Debt settlement might be the better choice if you have a lower credit score and can’t afford your monthly payments. By working with your creditors to settle at least a portion of your debt, you might be able to avoid bankruptcy. You also might keep your accounts away from debt collection agencies. If you have a stronger credit score, applying for a debt consolidation loan might be the smarter choice. Most lenders that originate home equity or personal loans require that borrowers have a credit score of at least 640, though this does vary. Be sure that your budget can handle whatever new monthly payment you must make to repay your debt consolidation loan.


Debt Consolidation

Debt Settlement

Credit needed to qualify

You’ll typically need a credit score in the mid-600s to quality for debt consolidation.

This is usually reserved for consumers whose credit scores are too low to qualify for debt consolidation options such as personal loans or home equity loans.

Reduction in the amount owed

Debt consolidation doesn’t reduce what you owe. But you might qualify for a lower monthly payment or interest rate.

Your creditors might forgive at least a portion of your debt, reducing the amount that you owe.

Effect on credit score

If you make the payments on your debt consolidation loan on time each month, you’ll steadily improve your credit score.

Your credit score will take a dip if your lender closes your account after debt settlement.
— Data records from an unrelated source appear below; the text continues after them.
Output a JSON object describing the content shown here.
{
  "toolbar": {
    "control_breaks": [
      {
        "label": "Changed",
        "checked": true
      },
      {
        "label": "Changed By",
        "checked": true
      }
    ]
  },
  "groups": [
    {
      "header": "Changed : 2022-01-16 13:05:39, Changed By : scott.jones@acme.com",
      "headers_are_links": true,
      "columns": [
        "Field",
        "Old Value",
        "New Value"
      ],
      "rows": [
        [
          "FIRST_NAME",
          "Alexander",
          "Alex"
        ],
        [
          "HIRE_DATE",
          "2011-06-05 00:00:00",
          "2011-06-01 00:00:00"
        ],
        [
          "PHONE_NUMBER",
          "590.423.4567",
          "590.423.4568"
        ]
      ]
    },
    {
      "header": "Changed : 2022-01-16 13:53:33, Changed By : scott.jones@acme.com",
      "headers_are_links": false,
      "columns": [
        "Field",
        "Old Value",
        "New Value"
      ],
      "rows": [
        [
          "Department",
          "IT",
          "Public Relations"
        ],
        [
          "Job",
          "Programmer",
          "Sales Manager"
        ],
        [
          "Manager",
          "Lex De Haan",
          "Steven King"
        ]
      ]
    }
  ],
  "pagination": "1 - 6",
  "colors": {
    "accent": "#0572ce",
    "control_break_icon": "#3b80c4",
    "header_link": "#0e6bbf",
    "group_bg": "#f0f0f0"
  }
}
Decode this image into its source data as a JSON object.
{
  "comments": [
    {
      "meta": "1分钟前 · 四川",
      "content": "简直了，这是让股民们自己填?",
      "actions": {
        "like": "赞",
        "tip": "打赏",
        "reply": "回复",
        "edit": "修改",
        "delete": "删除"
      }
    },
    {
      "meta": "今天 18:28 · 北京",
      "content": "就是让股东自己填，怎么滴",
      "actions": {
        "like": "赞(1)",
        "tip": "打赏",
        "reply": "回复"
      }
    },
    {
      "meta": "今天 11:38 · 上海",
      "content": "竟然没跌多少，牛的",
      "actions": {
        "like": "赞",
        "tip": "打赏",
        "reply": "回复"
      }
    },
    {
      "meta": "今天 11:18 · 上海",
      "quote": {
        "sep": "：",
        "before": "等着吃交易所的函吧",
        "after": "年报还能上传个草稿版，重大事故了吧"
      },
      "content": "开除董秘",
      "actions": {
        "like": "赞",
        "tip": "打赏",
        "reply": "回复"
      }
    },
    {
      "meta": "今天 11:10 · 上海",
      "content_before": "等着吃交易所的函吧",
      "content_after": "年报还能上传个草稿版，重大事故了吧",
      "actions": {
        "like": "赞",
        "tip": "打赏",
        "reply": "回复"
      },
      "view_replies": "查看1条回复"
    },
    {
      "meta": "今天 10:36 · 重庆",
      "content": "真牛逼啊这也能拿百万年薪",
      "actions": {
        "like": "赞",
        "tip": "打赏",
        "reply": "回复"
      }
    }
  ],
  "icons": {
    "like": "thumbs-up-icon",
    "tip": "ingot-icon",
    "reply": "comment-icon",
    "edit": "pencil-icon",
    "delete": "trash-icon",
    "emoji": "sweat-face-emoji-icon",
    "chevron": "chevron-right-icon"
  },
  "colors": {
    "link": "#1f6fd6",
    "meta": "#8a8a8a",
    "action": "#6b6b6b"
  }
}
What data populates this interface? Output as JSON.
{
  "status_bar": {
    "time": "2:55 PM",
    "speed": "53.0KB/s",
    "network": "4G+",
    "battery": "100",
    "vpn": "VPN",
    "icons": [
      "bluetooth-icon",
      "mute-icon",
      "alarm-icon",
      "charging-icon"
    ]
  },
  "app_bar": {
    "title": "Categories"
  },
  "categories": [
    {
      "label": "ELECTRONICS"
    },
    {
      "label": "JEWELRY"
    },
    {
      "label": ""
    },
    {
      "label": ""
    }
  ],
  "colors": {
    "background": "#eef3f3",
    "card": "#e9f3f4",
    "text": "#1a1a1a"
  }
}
Your score will fall, too, if you deliberately miss payments before negotiating a debt settlement.

Potential costs 

Lenders will often charge you closing fees when originating a loan. This varies, but when refinancing, closing costs can run from 2% to 6% of your total loan amount.

Private debt settlement companies don’t work for free. You might have to pay a fee of up to 20% of your total debt.

Debt Consolidation Vs. Debt Settlement: FAQs

Questions about debt consolidation and settlement are common. Here are answers to some of the most common ones.

Is debt consolidation the same as debt settlement?

Debt consolidation and debt settlement are not the same. With debt consolidation, you’ll take out a loan – it could be a personal loan, home equity loan, HELOC or cash-out refinance – and use the funds from this loan to pay off your other debts. This will leave you with one payment that hopefully comes with a lower interest rate. In debt settlement, you negotiate, either on your own or with a private company, a reduction in the amount you owe. Your goal is to convince your lenders or creditors to forgive at least some of your debt.

Can I consolidate debt with bad credit?

It is possible to qualify for debt consolidation with bad credit. But if your credit score is too low, you may not quality for an interest rate low enough on your new loan to make debt consolidation worthwhile.

How can I find reputable debt settlement companies?

Some companies that advertise debt settlement services will take your money and then do little or nothing to reduce your debt. To boost your odds of finding a reputable debt settlement company, look for firms approved by the AFCC or contact the office of your state’s attorney general for information about any debt settlement service you’re considering.

Is debt settlement better than bankruptcy?

Bankruptcy can seriously damage your credit score. Depending on the type, a bankruptcy filing will also remain on your credit reports for 7 to 10 years. That doesn’t mean, though, that debt settlement is always a better solution. Filing for bankruptcy might help you gain control over your finances. If you’re considering bankruptcy, speak with a credit counselor or bankruptcy attorney first. To read more click here.